Set the whole listing down again exactly as written.

————

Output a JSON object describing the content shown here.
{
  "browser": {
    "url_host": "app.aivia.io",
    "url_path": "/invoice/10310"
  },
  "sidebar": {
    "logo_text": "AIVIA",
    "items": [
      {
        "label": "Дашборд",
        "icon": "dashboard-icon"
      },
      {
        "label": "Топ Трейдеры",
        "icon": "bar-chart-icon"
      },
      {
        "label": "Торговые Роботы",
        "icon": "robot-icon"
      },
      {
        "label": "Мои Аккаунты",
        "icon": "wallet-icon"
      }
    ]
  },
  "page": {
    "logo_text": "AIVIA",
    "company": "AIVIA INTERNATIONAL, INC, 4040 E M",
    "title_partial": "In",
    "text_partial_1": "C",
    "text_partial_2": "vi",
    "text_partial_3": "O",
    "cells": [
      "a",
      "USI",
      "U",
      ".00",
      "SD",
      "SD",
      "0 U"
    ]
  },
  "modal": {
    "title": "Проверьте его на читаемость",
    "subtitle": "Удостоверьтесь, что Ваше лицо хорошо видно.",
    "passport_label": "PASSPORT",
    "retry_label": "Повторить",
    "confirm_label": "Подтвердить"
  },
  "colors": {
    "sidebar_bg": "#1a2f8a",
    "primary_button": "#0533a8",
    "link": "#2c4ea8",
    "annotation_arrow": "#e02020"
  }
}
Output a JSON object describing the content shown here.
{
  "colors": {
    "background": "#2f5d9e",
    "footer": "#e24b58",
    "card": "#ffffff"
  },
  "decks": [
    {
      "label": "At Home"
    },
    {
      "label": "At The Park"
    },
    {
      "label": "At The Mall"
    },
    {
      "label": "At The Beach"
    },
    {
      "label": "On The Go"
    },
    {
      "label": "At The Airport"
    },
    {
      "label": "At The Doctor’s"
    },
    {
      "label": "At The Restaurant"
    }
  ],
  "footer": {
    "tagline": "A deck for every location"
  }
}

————

**WRITTEN SOLUTION**.
Output a JSON object describing the content shown here.
{
  "browser": {
    "url_host": "app.aivia.io",
    "url_path": "/invoice/10310"
  },
  "sidebar": {
    "logo_text": "AIVIA",
    "items": [
      {
        "label": "Дашборд",
        "icon": "dashboard-icon"
      },
      {
        "label": "Топ Трейдеры",
        "icon": "bar-chart-icon"
      },
      {
        "label": "Торговые Роботы",
        "icon": "robot-icon"
      },
      {
        "label": "Мои Аккаунты",
        "icon": "wallet-icon"
      }
    ]
  },
  "page": {
    "logo_text": "AIVIA",
    "company": "AIVIA INTERNATIONAL, INC, 4040 E M",
    "title_partial": "In",
    "text_partial_1": "C",
    "text_partial_2": "vi",
    "text_partial_3": "O",
    "cells": [
      "a",
      "USI",
      "U",
      ".00",
      "SD",
      "SD",
      "0 U"
    ]
  },
  "modal": {
    "title": "Проверьте его на читаемость",
    "subtitle": "Удостоверьтесь, что Ваше лицо хорошо видно.",
    "passport_label": "PASSPORT",
    "retry_label": "Повторить",
    "confirm_label": "Подтвердить"
  },
  "colors": {
    "sidebar_bg": "#1a2f8a",
    "primary_button": "#0533a8",
    "link": "#2c4ea8",
    "annotation_arrow": "#e02020"
  }
}
Output a JSON object describing the content shown here.
{
  "colors": {
    "background": "#2f5d9e",
    "footer": "#e24b58",
    "card": "#ffffff"
  },
  "decks": [
    {
      "label": "At Home"
    },
    {
      "label": "At The Park"
    },
    {
      "label": "At The Mall"
    },
    {
      "label": "At The Beach"
    },
    {
      "label": "On The Go"
    },
    {
      "label": "At The Airport"
    },
    {
      "label": "At The Doctor’s"
    },
    {
      "label": "At The Restaurant"
    }
  ],
  "footer": {
    "tagline": "A deck for every location"
  }
}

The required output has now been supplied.